- How to complete this task
Leave out the pictures and reproduce all of the data exactly.

:: Data for the task

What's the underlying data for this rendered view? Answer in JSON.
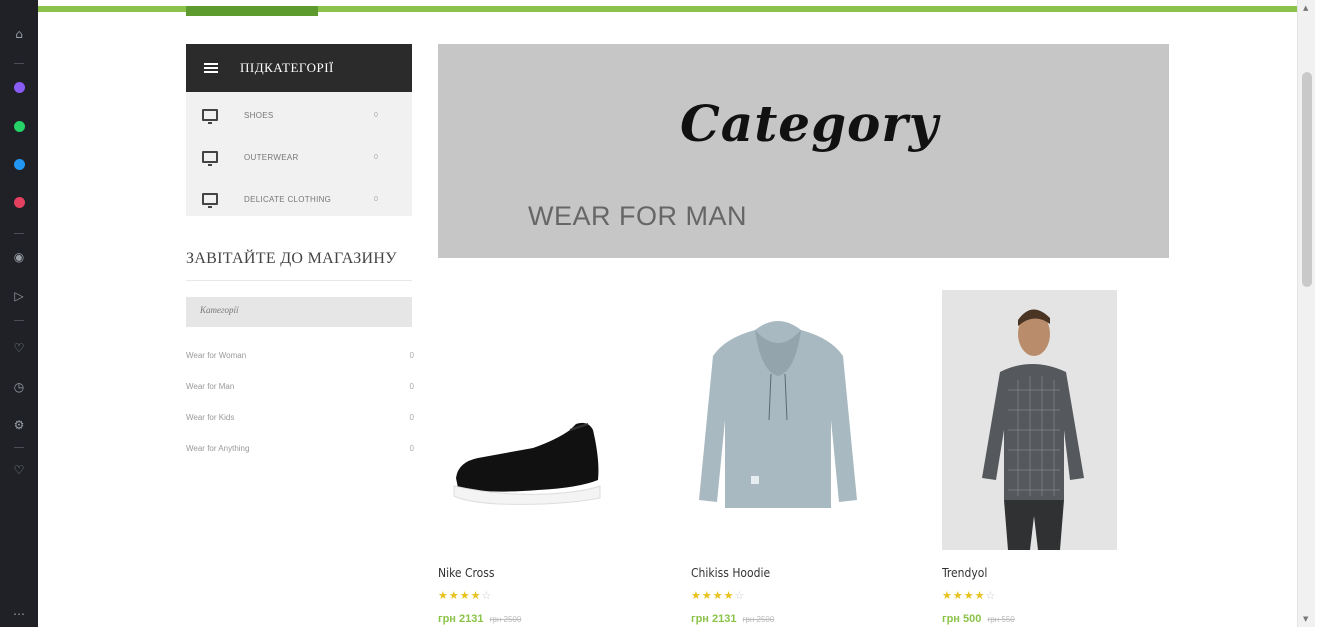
{
  "sidebar": {
    "header_title": "ПІДКАТЕГОРІЇ",
    "subcategories": [
      {
        "label": "SHOES",
        "count": "0"
      },
      {
        "label": "OUTERWEAR",
        "count": "0"
      },
      {
        "label": "DELICATE CLOTHING",
        "count": "0"
      }
    ]
  },
  "visit": {
    "title": "ЗАВІТАЙТЕ ДО МАГАЗИНУ",
    "category_label": "Категорії",
    "categories": [
      {
        "label": "Wear for Woman",
        "count": "0"
      },
      {
        "label": "Wear for Man",
        "count": "0"
      },
      {
        "label": "Wear for Kids",
        "count": "0"
      },
      {
        "label": "Wear for Anything",
        "count": "0"
      }
    ]
  },
  "hero": {
    "script_title": "Category",
    "subtitle": "WEAR FOR MAN",
    "background": "#c6c6c6"
  },
  "products": [
    {
      "name": "Nike Cross",
      "rating": 4,
      "price": "грн 2131",
      "old_price": "грн 2500"
    },
    {
      "name": "Chikiss Hoodie",
      "rating": 4,
      "price": "грн 2131",
      "old_price": "грн 2500"
    },
    {
      "name": "Trendyol",
      "rating": 4,
      "price": "грн 500",
      "old_price": "грн 550"
    }
  ],
  "colors": {
    "accent": "#8bc34a",
    "dark": "#2b2b2b",
    "star": "#e8c21b"
  }
}
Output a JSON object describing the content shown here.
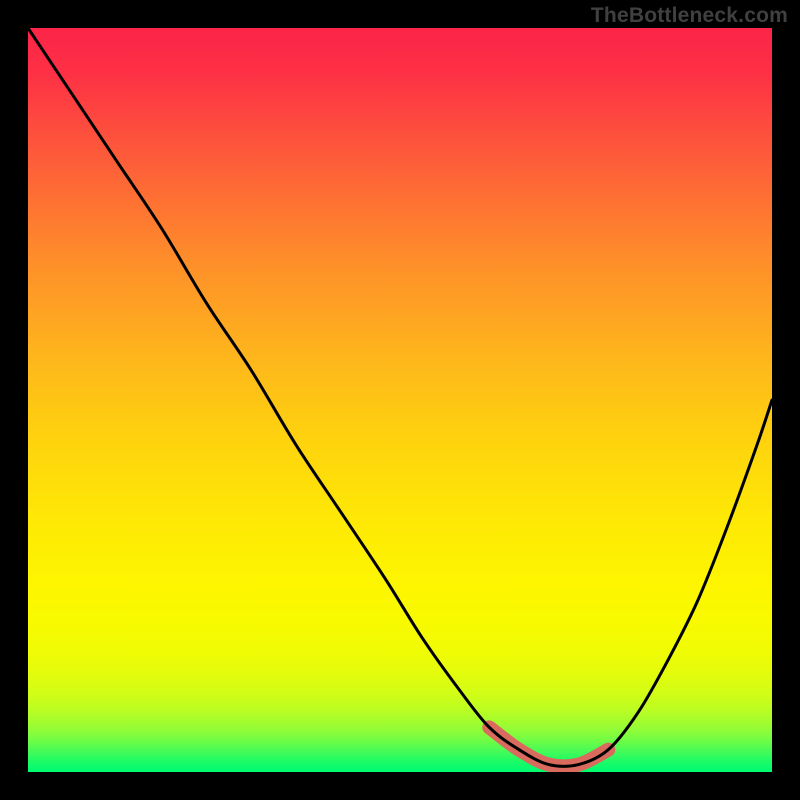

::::

- Result for this exercise
What's the underlying data for this rendered view? Answer in JSON.
{
  "sidebar": {
    "header_title": "ПІДКАТЕГОРІЇ",
    "subcategories": [
      {
        "label": "SHOES",
        "count": "0"
      },
      {
        "label": "OUTERWEAR",
        "count": "0"
      },
      {
        "label": "DELICATE CLOTHING",
        "count": "0"
      }
    ]
  },
  "visit": {
    "title": "ЗАВІТАЙТЕ ДО МАГАЗИНУ",
    "category_label": "Категорії",
    "categories": [
      {
        "label": "Wear for Woman",
        "count": "0"
      },
      {
        "label": "Wear for Man",
        "count": "0"
      },
      {
        "label": "Wear for Kids",
        "count": "0"
      },
      {
        "label": "Wear for Anything",
        "count": "0"
      }
    ]
  },
  "hero": {
    "script_title": "Category",
    "subtitle": "WEAR FOR MAN",
    "background": "#c6c6c6"
  },
  "products": [
    {
      "name": "Nike Cross",
      "rating": 4,
      "price": "грн 2131",
      "old_price": "грн 2500"
    },
    {
      "name": "Chikiss Hoodie",
      "rating": 4,
      "price": "грн 2131",
      "old_price": "грн 2500"
    },
    {
      "name": "Trendyol",
      "rating": 4,
      "price": "грн 500",
      "old_price": "грн 550"
    }
  ],
  "colors": {
    "accent": "#8bc34a",
    "dark": "#2b2b2b",
    "star": "#e8c21b"
  }
}
Output a JSON object describing the content shown here.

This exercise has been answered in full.